I don't like exceptions in the MOS, either. If, instead of a fraction, ½ is considered a symbol, like =, (though understood to represent [and resemble] a constant fractional value,) the MOS relating to fractions would not necessarily apply, right? (Of course, I would not advocate its use in an article with normal fractions, due to this resemblance.) —PC-XT+ 07:09, 1 September 2014 (UTC)
The logic behind that seems a little tortuous; it reads too much like a rationalisation. Special fraction characters are "fractions" for some purposes and generic "symbols" for others. Why is ½ really a better choice for spin articles? Solely because of kerning and line spacing issues? But what about other quantum numbers? Do we say that, for example, the charm quark is a spin-½ particle with a charge of +2/3? Moreover, my understanding of the above discussion is that other "special" fraction characters such as ¾ would remain proscribed. Why is it not arbitrary to use ½ for spin, but the fraction template in other contexts?

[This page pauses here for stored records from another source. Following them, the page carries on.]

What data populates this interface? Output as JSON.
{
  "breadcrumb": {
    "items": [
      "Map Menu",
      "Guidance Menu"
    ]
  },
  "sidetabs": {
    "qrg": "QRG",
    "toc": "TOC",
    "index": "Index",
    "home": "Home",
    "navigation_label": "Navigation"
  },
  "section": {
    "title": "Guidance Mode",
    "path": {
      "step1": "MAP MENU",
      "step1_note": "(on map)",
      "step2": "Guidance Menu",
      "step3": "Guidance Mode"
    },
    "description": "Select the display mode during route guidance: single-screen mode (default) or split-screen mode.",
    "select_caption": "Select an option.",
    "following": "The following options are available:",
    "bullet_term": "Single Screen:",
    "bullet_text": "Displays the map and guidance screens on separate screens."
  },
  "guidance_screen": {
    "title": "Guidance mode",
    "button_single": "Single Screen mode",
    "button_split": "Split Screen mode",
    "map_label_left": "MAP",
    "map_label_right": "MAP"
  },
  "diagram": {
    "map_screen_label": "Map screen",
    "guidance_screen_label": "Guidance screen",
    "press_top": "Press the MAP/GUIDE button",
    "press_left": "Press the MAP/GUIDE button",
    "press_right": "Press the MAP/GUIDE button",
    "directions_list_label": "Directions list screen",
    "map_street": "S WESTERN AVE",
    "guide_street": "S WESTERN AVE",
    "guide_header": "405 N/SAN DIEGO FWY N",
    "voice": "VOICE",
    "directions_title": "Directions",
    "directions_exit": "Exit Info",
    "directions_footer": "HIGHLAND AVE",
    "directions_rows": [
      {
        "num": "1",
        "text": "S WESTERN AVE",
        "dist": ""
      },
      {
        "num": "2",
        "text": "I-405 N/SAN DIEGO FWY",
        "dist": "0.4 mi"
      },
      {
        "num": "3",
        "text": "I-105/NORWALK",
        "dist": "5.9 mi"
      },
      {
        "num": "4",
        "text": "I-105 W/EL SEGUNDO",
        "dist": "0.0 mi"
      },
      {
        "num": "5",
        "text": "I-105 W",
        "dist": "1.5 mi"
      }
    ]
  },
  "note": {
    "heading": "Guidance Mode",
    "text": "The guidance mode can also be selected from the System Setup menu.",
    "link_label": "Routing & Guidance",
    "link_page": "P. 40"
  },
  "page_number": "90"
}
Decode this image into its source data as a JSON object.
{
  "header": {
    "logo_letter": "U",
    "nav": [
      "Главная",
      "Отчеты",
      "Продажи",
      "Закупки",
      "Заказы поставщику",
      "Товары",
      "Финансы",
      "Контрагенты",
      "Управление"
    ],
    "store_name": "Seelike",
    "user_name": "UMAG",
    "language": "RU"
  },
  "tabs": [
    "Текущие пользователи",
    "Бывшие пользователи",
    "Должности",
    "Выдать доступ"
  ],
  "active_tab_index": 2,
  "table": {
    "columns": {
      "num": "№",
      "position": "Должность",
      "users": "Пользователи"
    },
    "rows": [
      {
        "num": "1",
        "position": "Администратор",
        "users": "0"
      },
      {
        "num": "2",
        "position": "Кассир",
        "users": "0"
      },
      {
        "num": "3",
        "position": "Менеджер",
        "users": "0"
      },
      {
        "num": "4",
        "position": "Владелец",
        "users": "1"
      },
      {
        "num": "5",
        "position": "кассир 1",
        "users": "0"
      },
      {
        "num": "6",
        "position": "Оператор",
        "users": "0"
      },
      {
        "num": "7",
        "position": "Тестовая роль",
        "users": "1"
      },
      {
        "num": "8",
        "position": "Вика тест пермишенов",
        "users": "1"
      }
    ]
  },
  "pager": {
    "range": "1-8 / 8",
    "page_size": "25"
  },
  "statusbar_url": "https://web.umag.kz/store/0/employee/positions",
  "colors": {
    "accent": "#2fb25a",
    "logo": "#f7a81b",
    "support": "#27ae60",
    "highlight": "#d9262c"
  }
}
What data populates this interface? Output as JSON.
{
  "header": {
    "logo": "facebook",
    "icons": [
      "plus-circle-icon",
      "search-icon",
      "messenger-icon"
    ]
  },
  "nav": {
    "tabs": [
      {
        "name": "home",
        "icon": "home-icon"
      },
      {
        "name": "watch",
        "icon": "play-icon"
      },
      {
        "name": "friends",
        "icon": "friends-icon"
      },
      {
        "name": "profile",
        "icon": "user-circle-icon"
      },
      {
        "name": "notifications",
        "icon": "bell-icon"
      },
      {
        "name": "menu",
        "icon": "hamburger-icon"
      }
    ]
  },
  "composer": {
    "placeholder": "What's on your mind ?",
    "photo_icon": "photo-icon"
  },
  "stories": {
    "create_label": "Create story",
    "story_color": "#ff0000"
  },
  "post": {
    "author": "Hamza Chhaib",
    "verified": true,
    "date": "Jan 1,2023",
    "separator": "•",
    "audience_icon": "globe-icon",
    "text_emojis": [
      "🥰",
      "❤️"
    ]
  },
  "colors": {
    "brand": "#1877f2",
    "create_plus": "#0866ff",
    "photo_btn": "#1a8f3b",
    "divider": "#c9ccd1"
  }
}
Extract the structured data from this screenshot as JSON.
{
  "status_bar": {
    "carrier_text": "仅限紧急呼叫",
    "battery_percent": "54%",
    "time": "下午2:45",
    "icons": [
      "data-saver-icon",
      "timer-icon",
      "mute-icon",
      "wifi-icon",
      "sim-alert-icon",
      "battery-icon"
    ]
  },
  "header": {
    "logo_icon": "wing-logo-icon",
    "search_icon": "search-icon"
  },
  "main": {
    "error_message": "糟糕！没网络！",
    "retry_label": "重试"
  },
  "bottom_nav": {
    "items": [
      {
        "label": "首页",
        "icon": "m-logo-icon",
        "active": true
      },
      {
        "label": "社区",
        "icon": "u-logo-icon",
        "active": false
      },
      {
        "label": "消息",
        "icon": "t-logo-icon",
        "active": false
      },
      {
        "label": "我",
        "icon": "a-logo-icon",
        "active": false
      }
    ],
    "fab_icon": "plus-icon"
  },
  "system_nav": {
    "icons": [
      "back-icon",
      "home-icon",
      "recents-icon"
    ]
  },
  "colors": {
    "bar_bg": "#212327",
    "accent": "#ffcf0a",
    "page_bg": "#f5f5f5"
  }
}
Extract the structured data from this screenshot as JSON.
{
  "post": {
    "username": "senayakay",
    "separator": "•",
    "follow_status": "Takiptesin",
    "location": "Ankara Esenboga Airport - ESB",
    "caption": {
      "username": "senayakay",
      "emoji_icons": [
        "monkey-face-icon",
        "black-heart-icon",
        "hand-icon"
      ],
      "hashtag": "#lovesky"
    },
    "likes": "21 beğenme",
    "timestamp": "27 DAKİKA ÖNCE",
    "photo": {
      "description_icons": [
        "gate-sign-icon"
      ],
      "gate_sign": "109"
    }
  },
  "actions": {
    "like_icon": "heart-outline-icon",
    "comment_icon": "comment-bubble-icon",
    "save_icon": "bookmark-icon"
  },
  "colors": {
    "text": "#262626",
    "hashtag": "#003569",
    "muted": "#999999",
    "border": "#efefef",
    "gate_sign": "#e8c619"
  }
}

Surely the least arbitrary option, in this case, is to display fractions in a consistent manner, rather than inventing a plethora of rules for every sub-category of article (which does not even have the excuse of aligning with real-world representation of fractions).Archon 2488 (talk) 12:09, 1 September 2014 (UTC)